[SOURCE MATERIAL — start]

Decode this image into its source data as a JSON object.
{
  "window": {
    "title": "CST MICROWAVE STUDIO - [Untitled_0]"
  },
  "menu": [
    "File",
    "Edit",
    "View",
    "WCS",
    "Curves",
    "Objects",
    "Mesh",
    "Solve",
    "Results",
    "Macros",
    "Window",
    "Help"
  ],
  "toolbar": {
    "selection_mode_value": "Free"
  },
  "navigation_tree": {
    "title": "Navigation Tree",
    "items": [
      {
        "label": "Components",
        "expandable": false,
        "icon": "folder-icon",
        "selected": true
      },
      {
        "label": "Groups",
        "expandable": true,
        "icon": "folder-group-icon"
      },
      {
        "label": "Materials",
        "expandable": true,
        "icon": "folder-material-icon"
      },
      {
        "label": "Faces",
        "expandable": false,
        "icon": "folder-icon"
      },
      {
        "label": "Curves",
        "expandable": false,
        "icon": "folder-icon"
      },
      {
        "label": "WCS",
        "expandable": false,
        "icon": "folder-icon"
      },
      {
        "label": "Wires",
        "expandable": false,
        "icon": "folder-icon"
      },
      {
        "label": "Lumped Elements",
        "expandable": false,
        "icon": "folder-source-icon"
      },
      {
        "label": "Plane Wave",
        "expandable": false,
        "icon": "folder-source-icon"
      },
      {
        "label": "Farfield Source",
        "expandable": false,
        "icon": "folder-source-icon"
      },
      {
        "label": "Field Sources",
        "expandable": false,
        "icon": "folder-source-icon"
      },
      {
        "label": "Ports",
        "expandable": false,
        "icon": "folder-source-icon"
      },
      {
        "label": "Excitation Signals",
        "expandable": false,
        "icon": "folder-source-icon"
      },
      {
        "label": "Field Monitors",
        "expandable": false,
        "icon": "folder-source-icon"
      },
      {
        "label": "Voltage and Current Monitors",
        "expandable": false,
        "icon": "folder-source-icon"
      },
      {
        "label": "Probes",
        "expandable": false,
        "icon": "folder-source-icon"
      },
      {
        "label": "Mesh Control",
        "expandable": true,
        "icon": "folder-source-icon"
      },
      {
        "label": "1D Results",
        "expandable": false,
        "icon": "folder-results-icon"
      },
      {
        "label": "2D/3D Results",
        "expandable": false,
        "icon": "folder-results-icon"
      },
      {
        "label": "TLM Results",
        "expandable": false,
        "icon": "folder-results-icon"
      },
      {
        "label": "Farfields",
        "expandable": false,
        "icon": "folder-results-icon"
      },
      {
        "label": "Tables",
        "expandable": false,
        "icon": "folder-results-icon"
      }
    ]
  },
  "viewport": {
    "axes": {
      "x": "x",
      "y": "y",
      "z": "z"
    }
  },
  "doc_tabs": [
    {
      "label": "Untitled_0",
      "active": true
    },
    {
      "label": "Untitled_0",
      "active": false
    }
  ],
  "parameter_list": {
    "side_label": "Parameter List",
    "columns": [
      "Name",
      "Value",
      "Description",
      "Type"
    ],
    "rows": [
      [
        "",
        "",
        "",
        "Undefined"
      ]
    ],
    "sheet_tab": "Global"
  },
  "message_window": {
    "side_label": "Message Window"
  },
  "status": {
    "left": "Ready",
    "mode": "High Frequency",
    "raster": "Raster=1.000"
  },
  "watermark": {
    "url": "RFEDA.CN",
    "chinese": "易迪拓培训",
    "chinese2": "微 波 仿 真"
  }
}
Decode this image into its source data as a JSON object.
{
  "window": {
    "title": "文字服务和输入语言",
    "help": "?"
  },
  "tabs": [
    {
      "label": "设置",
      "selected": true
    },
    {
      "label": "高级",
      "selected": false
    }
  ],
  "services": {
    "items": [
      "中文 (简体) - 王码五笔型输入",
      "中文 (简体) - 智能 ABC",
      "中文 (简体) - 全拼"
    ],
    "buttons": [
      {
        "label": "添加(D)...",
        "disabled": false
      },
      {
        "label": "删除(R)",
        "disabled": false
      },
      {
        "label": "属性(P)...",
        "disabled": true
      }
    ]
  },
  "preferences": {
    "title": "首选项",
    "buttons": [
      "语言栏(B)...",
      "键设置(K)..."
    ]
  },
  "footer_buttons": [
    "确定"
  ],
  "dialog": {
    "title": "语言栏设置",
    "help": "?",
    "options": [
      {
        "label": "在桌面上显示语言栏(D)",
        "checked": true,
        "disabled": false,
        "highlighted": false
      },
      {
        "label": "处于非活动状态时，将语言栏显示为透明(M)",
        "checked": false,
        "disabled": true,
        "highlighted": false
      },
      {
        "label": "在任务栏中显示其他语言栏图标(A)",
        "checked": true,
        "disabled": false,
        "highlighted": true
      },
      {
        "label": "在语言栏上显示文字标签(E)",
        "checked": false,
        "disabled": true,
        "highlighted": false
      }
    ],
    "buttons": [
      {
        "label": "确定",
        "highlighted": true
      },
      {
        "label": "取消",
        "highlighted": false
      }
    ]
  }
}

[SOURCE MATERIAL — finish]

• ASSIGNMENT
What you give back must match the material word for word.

• SOLUTION
Decode this image into its source data as a JSON object.
{
  "window": {
    "title": "CST MICROWAVE STUDIO - [Untitled_0]"
  },
  "menu": [
    "File",
    "Edit",
    "View",
    "WCS",
    "Curves",
    "Objects",
    "Mesh",
    "Solve",
    "Results",
    "Macros",
    "Window",
    "Help"
  ],
  "toolbar": {
    "selection_mode_value": "Free"
  },
  "navigation_tree": {
    "title": "Navigation Tree",
    "items": [
      {
        "label": "Components",
        "expandable": false,
        "icon": "folder-icon",
        "selected": true
      },
      {
        "label": "Groups",
        "expandable": true,
        "icon": "folder-group-icon"
      },
      {
        "label": "Materials",
        "expandable": true,
        "icon": "folder-material-icon"
      },
      {
        "label": "Faces",
        "expandable": false,
        "icon": "folder-icon"
      },
      {
        "label": "Curves",
        "expandable": false,
        "icon": "folder-icon"
      },
      {
        "label": "WCS",
        "expandable": false,
        "icon": "folder-icon"
      },
      {
        "label": "Wires",
        "expandable": false,
        "icon": "folder-icon"
      },
      {
        "label": "Lumped Elements",
        "expandable": false,
        "icon": "folder-source-icon"
      },
      {
        "label": "Plane Wave",
        "expandable": false,
        "icon": "folder-source-icon"
      },
      {
        "label": "Farfield Source",
        "expandable": false,
        "icon": "folder-source-icon"
      },
      {
        "label": "Field Sources",
        "expandable": false,
        "icon": "folder-source-icon"
      },
      {
        "label": "Ports",
        "expandable": false,
        "icon": "folder-source-icon"
      },
      {
        "label": "Excitation Signals",
        "expandable": false,
        "icon": "folder-source-icon"
      },
      {
        "label": "Field Monitors",
        "expandable": false,
        "icon": "folder-source-icon"
      },
      {
        "label": "Voltage and Current Monitors",
        "expandable": false,
        "icon": "folder-source-icon"
      },
      {
        "label": "Probes",
        "expandable": false,
        "icon": "folder-source-icon"
      },
      {
        "label": "Mesh Control",
        "expandable": true,
        "icon": "folder-source-icon"
      },
      {
        "label": "1D Results",
        "expandable": false,
        "icon": "folder-results-icon"
      },
      {
        "label": "2D/3D Results",
        "expandable": false,
        "icon": "folder-results-icon"
      },
      {
        "label": "TLM Results",
        "expandable": false,
        "icon": "folder-results-icon"
      },
      {
        "label": "Farfields",
        "expandable": false,
        "icon": "folder-results-icon"
      },
      {
        "label": "Tables",
        "expandable": false,
        "icon": "folder-results-icon"
      }
    ]
  },
  "viewport": {
    "axes": {
      "x": "x",
      "y": "y",
      "z": "z"
    }
  },
  "doc_tabs": [
    {
      "label": "Untitled_0",
      "active": true
    },
    {
      "label": "Untitled_0",
      "active": false
    }
  ],
  "parameter_list": {
    "side_label": "Parameter List",
    "columns": [
      "Name",
      "Value",
      "Description",
      "Type"
    ],
    "rows": [
      [
        "",
        "",
        "",
        "Undefined"
      ]
    ],
    "sheet_tab": "Global"
  },
  "message_window": {
    "side_label": "Message Window"
  },
  "status": {
    "left": "Ready",
    "mode": "High Frequency",
    "raster": "Raster=1.000"
  },
  "watermark": {
    "url": "RFEDA.CN",
    "chinese": "易迪拓培训",
    "chinese2": "微 波 仿 真"
  }
}
Decode this image into its source data as a JSON object.
{
  "window": {
    "title": "文字服务和输入语言",
    "help": "?"
  },
  "tabs": [
    {
      "label": "设置",
      "selected": true
    },
    {
      "label": "高级",
      "selected": false
    }
  ],
  "services": {
    "items": [
      "中文 (简体) - 王码五笔型输入",
      "中文 (简体) - 智能 ABC",
      "中文 (简体) - 全拼"
    ],
    "buttons": [
      {
        "label": "添加(D)...",
        "disabled": false
      },
      {
        "label": "删除(R)",
        "disabled": false
      },
      {
        "label": "属性(P)...",
        "disabled": true
      }
    ]
  },
  "preferences": {
    "title": "首选项",
    "buttons": [
      "语言栏(B)...",
      "键设置(K)..."
    ]
  },
  "footer_buttons": [
    "确定"
  ],
  "dialog": {
    "title": "语言栏设置",
    "help": "?",
    "options": [
      {
        "label": "在桌面上显示语言栏(D)",
        "checked": true,
        "disabled": false,
        "highlighted": false
      },
      {
        "label": "处于非活动状态时，将语言栏显示为透明(M)",
        "checked": false,
        "disabled": true,
        "highlighted": false
      },
      {
        "label": "在任务栏中显示其他语言栏图标(A)",
        "checked": true,
        "disabled": false,
        "highlighted": true
      },
      {
        "label": "在语言栏上显示文字标签(E)",
        "checked": false,
        "disabled": true,
        "highlighted": false
      }
    ],
    "buttons": [
      {
        "label": "确定",
        "highlighted": true
      },
      {
        "label": "取消",
        "highlighted": false
      }
    ]
  }
}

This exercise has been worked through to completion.